The offenses of burglary and robbery in Dallas usually include allegations of theft. However, there are notable differences between both crimes. First, one of the fundamental elements of a burglary charge is unauthorized entry into a building or habitation, but this element is not required to prove a robbery case. Similarly, robbery involves the use of force or fear against another person in order to obtain property, whereas burglary does not require the use of force. As such, robbery is usually considered a crime against a person, while burglary is classified as a property crime. Finally, robbery includes actual theft. Meanwhile, burglary only requires the intent to commit an offense.
Besides the differences in the elements of the crimes, the penalties for both crimes vary depending on the circumstances of each case. However, at the minimum, burglary is usually treated as a state jail felony attracting up to two years in jail, while the least serious offense of robbery is a second-degree felony that attracts a maximum of 20 years in prison. Penalties for both crimes may also include fines reaching $10,000.
Dallas Police Department recorded a total of 3,292 robberies in 2020. The city recorded 9,917 burglary occurrences within the same period.
To beat a burglary charge, the accused would need to present a defense. Presenting a successful defense may require the assistance of a competent criminal attorney that would examine the facts of the case and present applicable arguments in the accused’s defense.
Alibi is one of the most effective defenses against a burglary charge. To rely on this defense, the defense attorney may provide supporting evidence or witnesses to prove that the accused was somewhere else when the burglary occurred.
Similarly, the defense may also argue that the accused lacked the intent to commit a crime. One of the fundamental elements of burglary is that the intruder intended to commit a crime. Therefore, it is a defense that the accused acted based on a mistake of fact, involuntary intoxication, or mental illness. Entry without intent to commit a crime may, however be charged as the offense of criminal trespass.

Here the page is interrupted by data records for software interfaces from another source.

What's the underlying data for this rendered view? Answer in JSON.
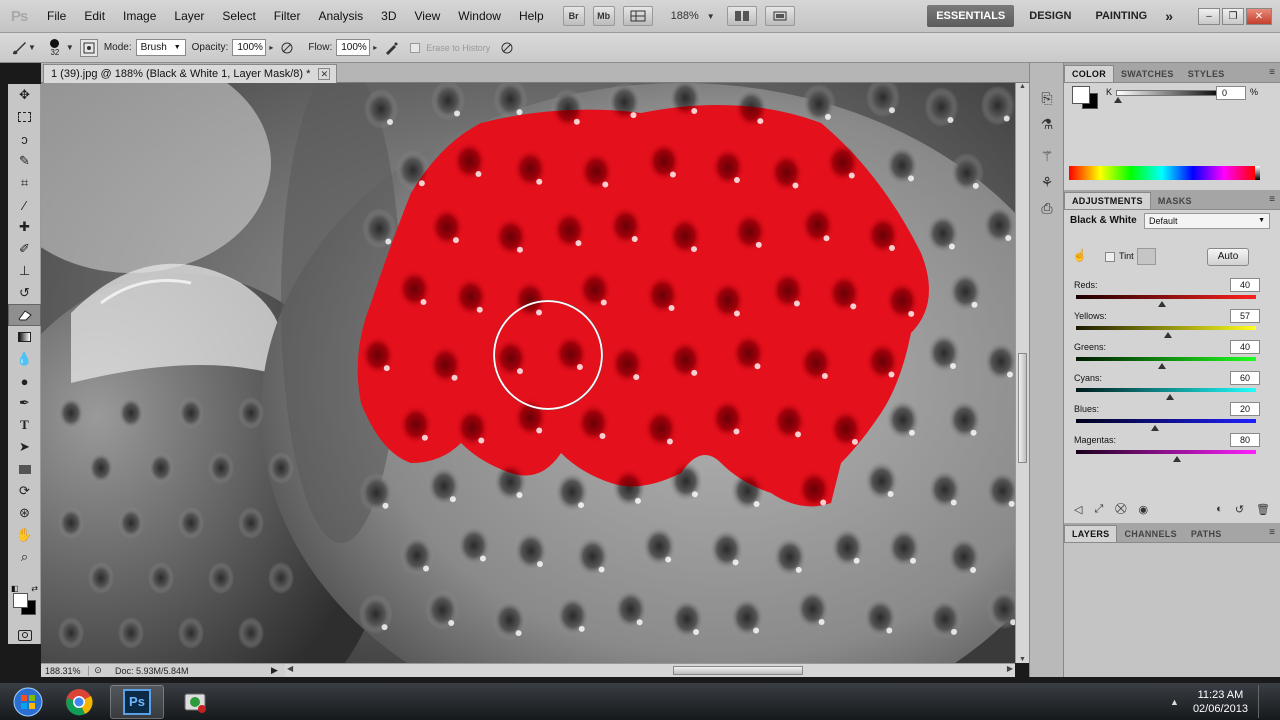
{
  "app": {
    "logo": "Ps",
    "zoom": "188%"
  },
  "menu": [
    "File",
    "Edit",
    "Image",
    "Layer",
    "Select",
    "Filter",
    "Analysis",
    "3D",
    "View",
    "Window",
    "Help"
  ],
  "menubar_buttons": [
    "Br",
    "Mb"
  ],
  "workspaces": {
    "active": "ESSENTIALS",
    "others": [
      "DESIGN",
      "PAINTING"
    ],
    "more": "»"
  },
  "options": {
    "brush_size": "32",
    "mode_label": "Mode:",
    "mode_value": "Brush",
    "opacity_label": "Opacity:",
    "opacity_value": "100%",
    "flow_label": "Flow:",
    "flow_value": "100%",
    "erase_history": "Erase to History"
  },
  "document": {
    "tab_title": "1 (39).jpg @ 188% (Black & White 1, Layer Mask/8) *",
    "zoom_status": "188.31%",
    "doc_size": "Doc: 5.93M/5.84M"
  },
  "panels": {
    "color_tabs": [
      "COLOR",
      "SWATCHES",
      "STYLES"
    ],
    "color_channel": "K",
    "color_value": "0",
    "color_unit": "%",
    "adjustment_tabs": [
      "ADJUSTMENTS",
      "MASKS"
    ],
    "adjustment_title": "Black & White",
    "preset": "Default",
    "tint_label": "Tint",
    "auto_label": "Auto",
    "layers_tabs": [
      "LAYERS",
      "CHANNELS",
      "PATHS"
    ]
  },
  "sliders": [
    {
      "label": "Reds:",
      "value": "40",
      "fraction": 0.48,
      "gradient": "linear-gradient(90deg,#1a0000,#ff2020)"
    },
    {
      "label": "Yellows:",
      "value": "57",
      "fraction": 0.51,
      "gradient": "linear-gradient(90deg,#1a1a00,#ffff20)"
    },
    {
      "label": "Greens:",
      "value": "40",
      "fraction": 0.48,
      "gradient": "linear-gradient(90deg,#001a00,#20ff20)"
    },
    {
      "label": "Cyans:",
      "value": "60",
      "fraction": 0.52,
      "gradient": "linear-gradient(90deg,#001a1a,#20ffff)"
    },
    {
      "label": "Blues:",
      "value": "20",
      "fraction": 0.44,
      "gradient": "linear-gradient(90deg,#00001a,#2020ff)"
    },
    {
      "label": "Magentas:",
      "value": "80",
      "fraction": 0.56,
      "gradient": "linear-gradient(90deg,#1a001a,#ff20ff)"
    }
  ],
  "taskbar": {
    "time": "11:23 AM",
    "date": "02/06/2013"
  },
  "colors": {
    "mask_red": "#e4101c",
    "chrome": "#c8c8c8",
    "workspace_active": "#6a6a6a"
  }
}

The defense may also argue that the accused did not enter the building or habitation in question. For the element to be satisfied, the entry must have been into a building or a part of it not open to the public. As such, merely walking around a public area in a building may not amount to entering.
Finally, an entry for the purpose of a burglary conviction must have happened without the effective consent of the owner of the building. Hence, where the accused was permitted to be in the building or habitation by the owner, then a conviction for burglary may not ensue.

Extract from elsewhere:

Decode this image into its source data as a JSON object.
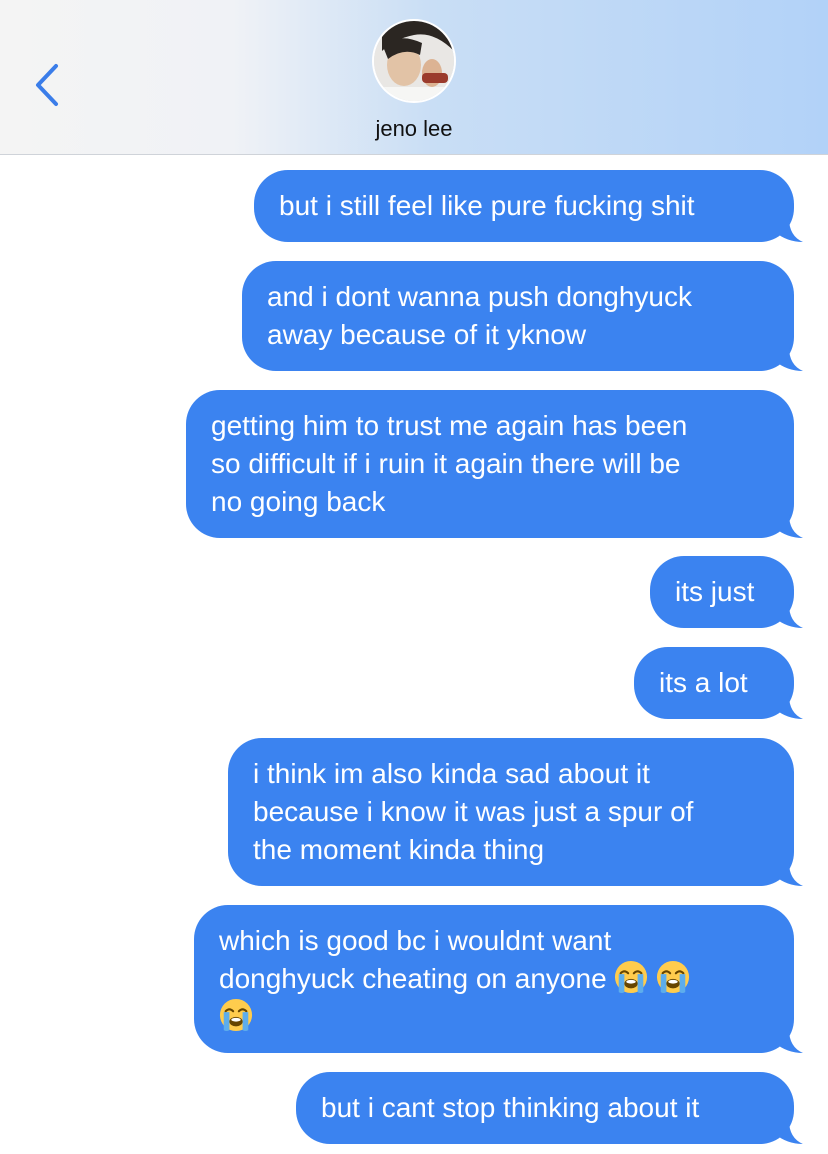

Burglary convictions carry varying punishments depending on the facts of each particular case. This variation in punishment is expressed in the degrees or classification of the offense, which include:
In Dallas, residential and commercial burglary are treated separately and carry different punishments. However, under the Texas Penal Code, residential burglary is commonly referred to as burglary of a habitation. That is burglary committed against a residence or any structure or vehicle adapted for such use. Likewise, commercial burglary in Dallas is only a separate charge where such a building contains controlled substances. Commercial buildings for this purpose include pharmacies, clinics, hospitals, nursing facilities, or warehouses. Burglary of a habitation is considered a second-degree felony punishable by up to 20 years in prison. Meanwhile, entering a commercial building with the intent to steal a controlled substance is a third-degree felony punishable with imprisonment of up to ten years, including fines.